A good six strip continuity is in Krazy this time, from 4-21 to 4-26-1941. Ignatz and Krazy take turns scaring each other with really zany masks that only Garge could draw. In the 4-26, Ignatz turns his talents to scaring a pachyderm; love those Herriman elephants!
In Patrick, from 2-20 to 2-25-1967, little brother Nathan has the starring part in two strips, and Suzy’s meringue pie and “very chewy” caramels drive Patrick nuts! In the 2-22, a Washington’s birthday strip, Patrick refers to “L.B.J.”. To those of you who weren’t around then, that’s Lyndon Baines Johnson, President from 1963 to 1969, Patrick’s President!

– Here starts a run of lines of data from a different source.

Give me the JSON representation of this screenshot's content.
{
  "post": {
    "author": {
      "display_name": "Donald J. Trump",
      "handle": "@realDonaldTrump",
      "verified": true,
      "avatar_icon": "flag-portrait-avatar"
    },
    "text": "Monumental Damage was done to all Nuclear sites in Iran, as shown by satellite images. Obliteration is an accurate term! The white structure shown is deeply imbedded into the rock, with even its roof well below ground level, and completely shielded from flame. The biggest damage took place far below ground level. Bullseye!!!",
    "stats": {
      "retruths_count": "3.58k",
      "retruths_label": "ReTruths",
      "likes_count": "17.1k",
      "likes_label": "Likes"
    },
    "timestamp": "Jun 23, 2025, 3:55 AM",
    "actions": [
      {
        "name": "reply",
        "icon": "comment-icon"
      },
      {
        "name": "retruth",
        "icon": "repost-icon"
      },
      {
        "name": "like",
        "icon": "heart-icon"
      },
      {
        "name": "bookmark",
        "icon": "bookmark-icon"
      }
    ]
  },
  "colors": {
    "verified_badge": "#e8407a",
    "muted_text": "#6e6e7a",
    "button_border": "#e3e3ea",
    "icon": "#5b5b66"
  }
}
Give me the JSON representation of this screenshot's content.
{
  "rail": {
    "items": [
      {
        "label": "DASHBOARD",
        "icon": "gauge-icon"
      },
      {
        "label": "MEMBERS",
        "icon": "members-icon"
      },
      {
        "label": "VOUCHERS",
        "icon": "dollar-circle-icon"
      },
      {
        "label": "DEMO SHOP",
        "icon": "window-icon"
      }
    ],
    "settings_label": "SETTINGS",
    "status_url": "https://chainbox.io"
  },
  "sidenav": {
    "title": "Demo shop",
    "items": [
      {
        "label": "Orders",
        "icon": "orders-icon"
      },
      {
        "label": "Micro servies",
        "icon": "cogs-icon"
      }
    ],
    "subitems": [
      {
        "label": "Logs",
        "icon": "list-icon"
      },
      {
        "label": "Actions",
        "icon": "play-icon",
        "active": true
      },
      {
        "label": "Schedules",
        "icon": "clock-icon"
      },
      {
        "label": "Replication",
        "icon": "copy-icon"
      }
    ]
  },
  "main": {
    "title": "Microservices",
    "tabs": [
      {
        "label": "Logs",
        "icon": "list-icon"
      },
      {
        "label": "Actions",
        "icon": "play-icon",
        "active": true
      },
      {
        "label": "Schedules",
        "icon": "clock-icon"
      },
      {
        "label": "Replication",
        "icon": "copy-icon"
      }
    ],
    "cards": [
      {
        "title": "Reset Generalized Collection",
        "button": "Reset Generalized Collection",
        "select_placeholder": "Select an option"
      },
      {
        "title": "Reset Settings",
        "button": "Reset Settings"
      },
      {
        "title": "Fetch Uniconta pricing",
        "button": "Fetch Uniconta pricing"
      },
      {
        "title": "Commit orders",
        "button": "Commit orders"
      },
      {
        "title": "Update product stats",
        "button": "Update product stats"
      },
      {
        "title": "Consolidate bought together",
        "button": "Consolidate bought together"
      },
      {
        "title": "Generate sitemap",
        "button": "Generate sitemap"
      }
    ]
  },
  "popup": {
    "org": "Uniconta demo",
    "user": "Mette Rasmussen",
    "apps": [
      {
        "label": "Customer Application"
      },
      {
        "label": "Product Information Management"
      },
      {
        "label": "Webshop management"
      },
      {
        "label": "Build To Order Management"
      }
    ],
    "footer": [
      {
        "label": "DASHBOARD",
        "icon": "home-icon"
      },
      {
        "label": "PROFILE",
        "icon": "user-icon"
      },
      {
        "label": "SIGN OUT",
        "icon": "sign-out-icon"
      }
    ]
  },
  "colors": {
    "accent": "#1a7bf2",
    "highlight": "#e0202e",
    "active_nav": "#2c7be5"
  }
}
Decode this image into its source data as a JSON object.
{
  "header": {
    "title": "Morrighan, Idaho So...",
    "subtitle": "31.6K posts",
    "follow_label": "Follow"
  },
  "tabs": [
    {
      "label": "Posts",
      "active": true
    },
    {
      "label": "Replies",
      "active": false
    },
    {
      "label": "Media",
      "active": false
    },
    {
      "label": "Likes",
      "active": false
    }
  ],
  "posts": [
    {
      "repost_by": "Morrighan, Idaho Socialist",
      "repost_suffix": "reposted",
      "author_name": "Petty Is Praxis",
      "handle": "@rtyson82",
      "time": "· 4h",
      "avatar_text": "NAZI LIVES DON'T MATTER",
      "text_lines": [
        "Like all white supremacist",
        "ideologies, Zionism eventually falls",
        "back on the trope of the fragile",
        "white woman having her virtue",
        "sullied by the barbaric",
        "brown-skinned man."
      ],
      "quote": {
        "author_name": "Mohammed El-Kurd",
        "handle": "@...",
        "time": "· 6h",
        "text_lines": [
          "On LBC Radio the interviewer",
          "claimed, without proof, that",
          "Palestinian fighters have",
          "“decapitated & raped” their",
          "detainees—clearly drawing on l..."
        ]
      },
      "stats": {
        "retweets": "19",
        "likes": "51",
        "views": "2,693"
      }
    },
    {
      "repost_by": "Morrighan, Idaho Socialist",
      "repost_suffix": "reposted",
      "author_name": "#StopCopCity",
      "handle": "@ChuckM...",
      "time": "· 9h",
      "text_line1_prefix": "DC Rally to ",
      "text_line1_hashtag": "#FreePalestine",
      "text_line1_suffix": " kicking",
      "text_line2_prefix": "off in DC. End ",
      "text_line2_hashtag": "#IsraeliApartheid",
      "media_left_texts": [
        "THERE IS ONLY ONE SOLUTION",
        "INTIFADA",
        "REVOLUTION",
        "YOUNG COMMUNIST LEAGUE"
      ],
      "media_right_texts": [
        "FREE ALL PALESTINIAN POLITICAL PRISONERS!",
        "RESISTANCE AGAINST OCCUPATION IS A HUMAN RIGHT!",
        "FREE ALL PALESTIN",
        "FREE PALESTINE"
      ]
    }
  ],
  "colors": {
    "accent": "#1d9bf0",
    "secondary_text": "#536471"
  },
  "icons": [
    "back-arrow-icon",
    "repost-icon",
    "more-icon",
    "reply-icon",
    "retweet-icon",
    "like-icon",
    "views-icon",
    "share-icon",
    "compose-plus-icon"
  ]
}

You know, if it weren’t for Yowp’s blog (see link to your right), I couldn’t start posting each month. The black and white Yogi Sunday pages he posts, spur me on to put up the color half-page versions. These ran 3/4, 3/11, 3/18 and 3/25/1962, and feature the work of Harvey Eisenberg (also an animator on “Father Noah’s Ark”-Just Kidding!), and others. I had some good news on “There Must Be Some Other Cat” this week, I’ll tell you more about it when I get some more definite info. Until the next time, when, possibly you all will tune in again…